On Monday, the Supreme Court ruled that two provisions of a Texas law that placed restrictions on abortion clinics were unconstitutional. The infamous House Bill 2, which Wendy Davis so famously filibustered, was passed back in 2013 and included provisions that Texas clinics (a) must be built with the same architectural requirements as surgical centers (i.e. eight-foot-wide hallways and three-food-wide doorways, which make it possible to wheel gurneys down the hall side-by-side, despite the fact that gurneys are rarely used in abortion clinics), and (b) must employ doctors with admitting privileges to a surgical center no more than 30 miles from the clinic.
If Texas lawmakers had gotten their way, most abortion clinics in the state would’ve been shut down. But Justice Stephen Breyer wrote in his majority opinion that the two restrictions placed an “undue burden on abortion access, and thus violate the Constitution.”
In the case, Whole Woman’s Health vs. Hellerstedt, Texas’s solicitor general, Scott Keller, argued that the restrictions were put in place to protect women’s health. They were passed after the conviction of Kermit Gosnell, a doctor who ran an illegal abortion clinic in the state and was convicted of murder for performing partial-birth abortions. Keller’s brief reportedly mentioned Gosnell 11 times — in other words, it relied on Gosnell’s violations to prove that these two restrictions were not only constitutional, but necessary.
But Whole Women’s Health, a chain of Texas-based abortion clinics, argued that the two restrictions were designed for the sole purpose of shutting down clinics. Not only have basic abortion surgeries been performed safely at clinics for years, but in many cases no surgery is required at all, which made the whole surgical-center requirement a little ridiculous.
And although it sounds like a good idea for abortion doctors to have admitting privileges at nearby hospitals, in reality the rare patient who needs emergency-room treatment would be admitted and treated by a hospital regardless of her doctor’s credentials. Indeed, SCOTUS found that the previous law, which required abortion clinics to have a “working arrangement” with doctors who have admitting privileges, works just fine.
When pressed, Texas lawyers couldn’t name a single instance in which the state’s new requirements would’ve helped even one woman obtain better treatment. Based on Texas’s lack of evidence, the Court concluded “that neither of these provisions offers medical benefits sufficient to justify the burdens upon access that each imposes.”
The 5-3 ruling — which marks the first time in more than 15 years the Court has placed limits on state abortion legislation — is a huge victory not just for abortion-rights activists, but for the more than 1 million women in Texas who are of reproductive age. If HB2 had been upheld, all but six clinics in the state would have closed. It also prevents states with similar laws, such as Wisconsin, Louisiana, and Alabama, from following Texas’s lead and enacting restrictions designed to shut down clinics.

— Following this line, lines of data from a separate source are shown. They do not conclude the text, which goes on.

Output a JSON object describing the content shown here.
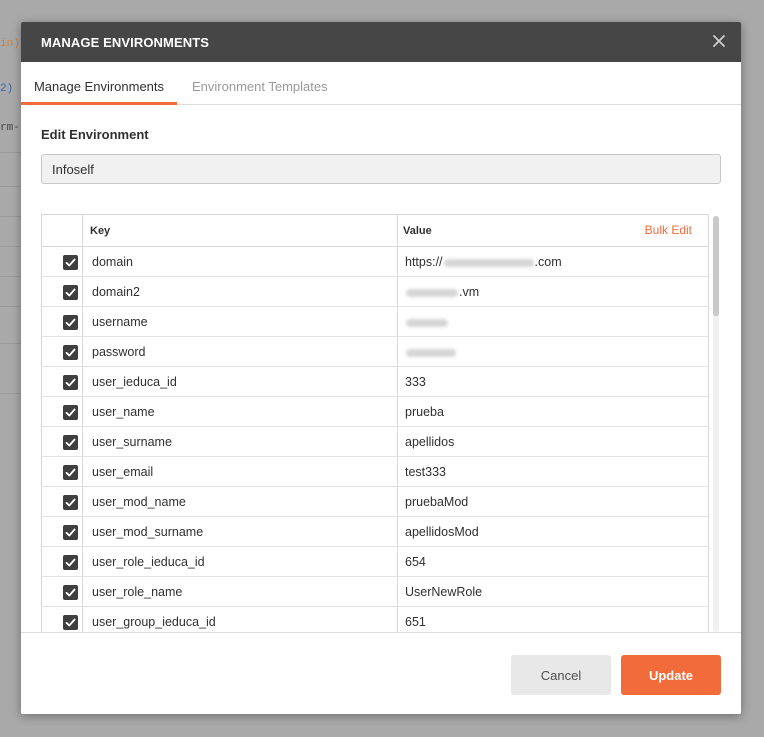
{
  "background": {
    "fragments": [
      "in))",
      "2)",
      "rm-"
    ],
    "colors": {
      "orange": "#d4822a",
      "blue": "#3b65b0",
      "dark": "#444444"
    }
  },
  "modal": {
    "title": "MANAGE ENVIRONMENTS",
    "close_icon": "close-icon",
    "tabs": [
      {
        "label": "Manage Environments",
        "active": true
      },
      {
        "label": "Environment Templates",
        "active": false
      }
    ],
    "section_label": "Edit Environment",
    "environment_name": "Infoself",
    "table": {
      "headers": {
        "key": "Key",
        "value": "Value",
        "bulk_edit": "Bulk Edit"
      },
      "rows": [
        {
          "checked": true,
          "key": "domain",
          "value_prefix": "https://",
          "value_suffix": ".com",
          "blurred": true
        },
        {
          "checked": true,
          "key": "domain2",
          "value_prefix": "",
          "value_suffix": ".vm",
          "blurred": true
        },
        {
          "checked": true,
          "key": "username",
          "value_prefix": "",
          "value_suffix": "",
          "blurred": true
        },
        {
          "checked": true,
          "key": "password",
          "value_prefix": "",
          "value_suffix": "",
          "blurred": true
        },
        {
          "checked": true,
          "key": "user_ieduca_id",
          "value": "333"
        },
        {
          "checked": true,
          "key": "user_name",
          "value": "prueba"
        },
        {
          "checked": true,
          "key": "user_surname",
          "value": "apellidos"
        },
        {
          "checked": true,
          "key": "user_email",
          "value": "test333"
        },
        {
          "checked": true,
          "key": "user_mod_name",
          "value": "pruebaMod"
        },
        {
          "checked": true,
          "key": "user_mod_surname",
          "value": "apellidosMod"
        },
        {
          "checked": true,
          "key": "user_role_ieduca_id",
          "value": "654"
        },
        {
          "checked": true,
          "key": "user_role_name",
          "value": "UserNewRole"
        },
        {
          "checked": true,
          "key": "user_group_ieduca_id",
          "value": "651"
        }
      ]
    },
    "buttons": {
      "cancel": "Cancel",
      "update": "Update"
    },
    "colors": {
      "header_bg": "#464646",
      "accent": "#f26b3a",
      "checkbox": "#3f3f3f"
    }
  }
}
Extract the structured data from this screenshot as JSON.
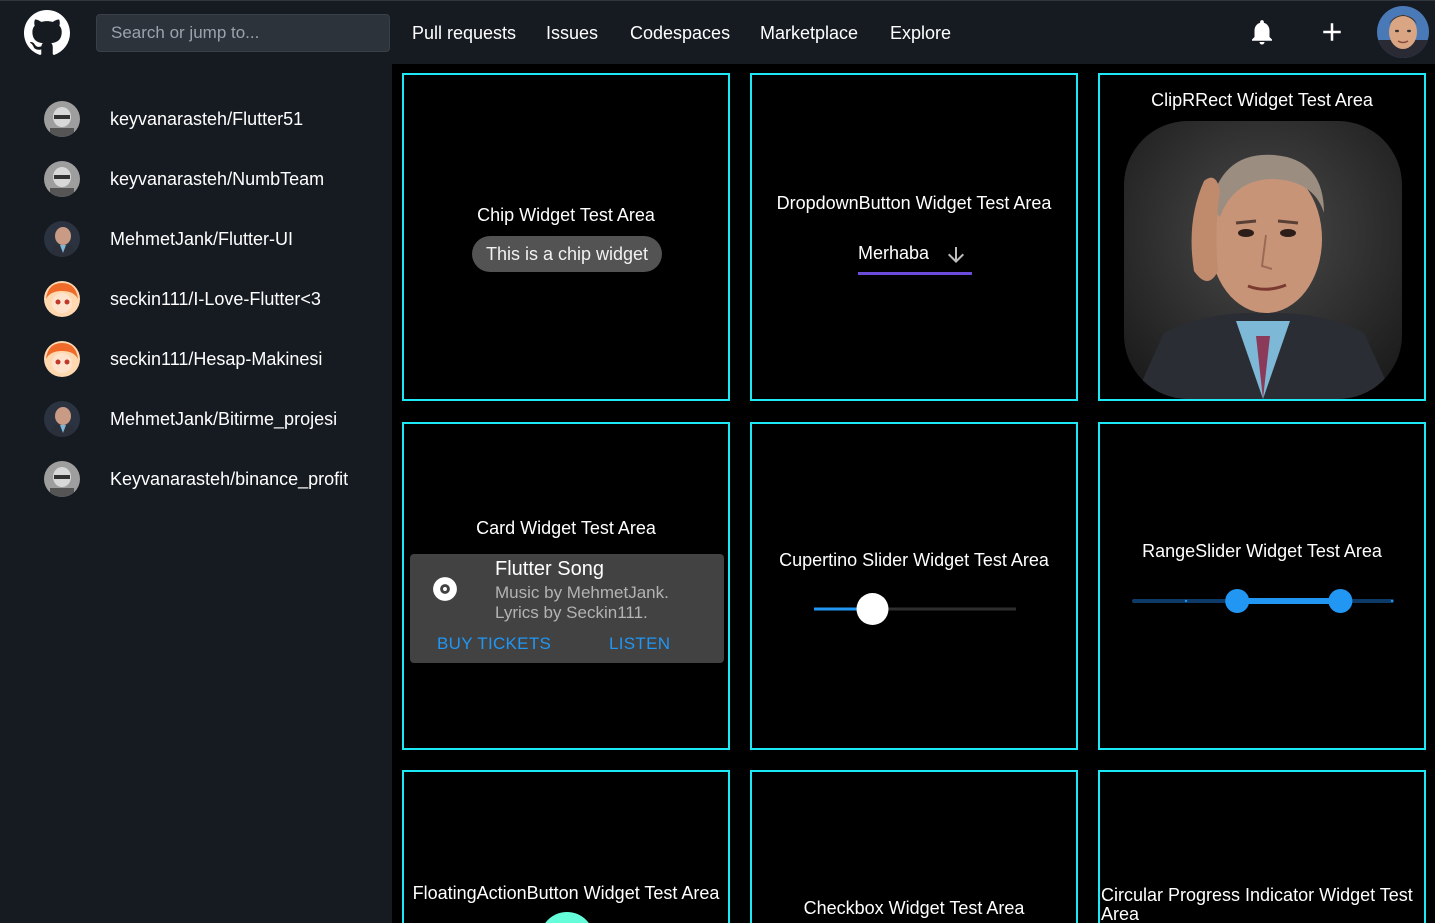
{
  "header": {
    "logo_icon": "github-octocat-icon",
    "search_placeholder": "Search or jump to...",
    "nav": [
      "Pull requests",
      "Issues",
      "Codespaces",
      "Marketplace",
      "Explore"
    ],
    "notification_icon": "bell-icon",
    "add_icon": "plus-icon",
    "avatar": "user-avatar"
  },
  "sidebar": {
    "repos": [
      {
        "name": "keyvanarasteh/Flutter51",
        "avatar": "avatar-grey"
      },
      {
        "name": "keyvanarasteh/NumbTeam",
        "avatar": "avatar-grey"
      },
      {
        "name": "MehmetJank/Flutter-UI",
        "avatar": "avatar-suit"
      },
      {
        "name": "seckin111/I-Love-Flutter<3",
        "avatar": "avatar-anime"
      },
      {
        "name": "seckin111/Hesap-Makinesi",
        "avatar": "avatar-anime"
      },
      {
        "name": "MehmetJank/Bitirme_projesi",
        "avatar": "avatar-suit"
      },
      {
        "name": "Keyvanarasteh/binance_profit",
        "avatar": "avatar-grey"
      }
    ]
  },
  "tiles": {
    "chip": {
      "title": "Chip Widget Test Area",
      "chip_label": "This is a chip widget"
    },
    "dropdown": {
      "title": "DropdownButton Widget Test Area",
      "value": "Merhaba",
      "icon": "arrow-down-icon"
    },
    "cliprrect": {
      "title": "ClipRRect Widget Test Area",
      "image": "portrait-photo"
    },
    "card": {
      "title": "Card Widget Test Area",
      "card_title": "Flutter Song",
      "card_line1": "Music by MehmetJank.",
      "card_line2": "Lyrics by Seckin111.",
      "button1": "BUY TICKETS",
      "button2": "LISTEN",
      "icon": "album-icon"
    },
    "cupertino_slider": {
      "title": "Cupertino Slider Widget Test Area",
      "value": 0.25
    },
    "range_slider": {
      "title": "RangeSlider Widget Test Area",
      "start": 0.4,
      "end": 0.8
    },
    "fab": {
      "title": "FloatingActionButton Widget Test Area"
    },
    "checkbox": {
      "title": "Checkbox Widget Test Area"
    },
    "circular": {
      "title": "Circular Progress Indicator Widget Test Area"
    }
  },
  "colors": {
    "tile_border": "#1de9f6",
    "accent_blue": "#2196f3",
    "dropdown_underline": "#6a4cd9"
  }
}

Breyer’s opinion also does a lot to clarify the phrase “undue burden,” which was first used as a standard in an abortion case in the early ‘90s. Until today’s ruling, it was unclear how to determine whether a state’s laws placed an “undue burden” on a woman seeking an abortion. But the ruling suggests that rather than rely on fear-mongering and unsubstantiated claims, a state must prove that new regulations “advance the State’s legitimate interest in protecting women’s health” relative to prior laws.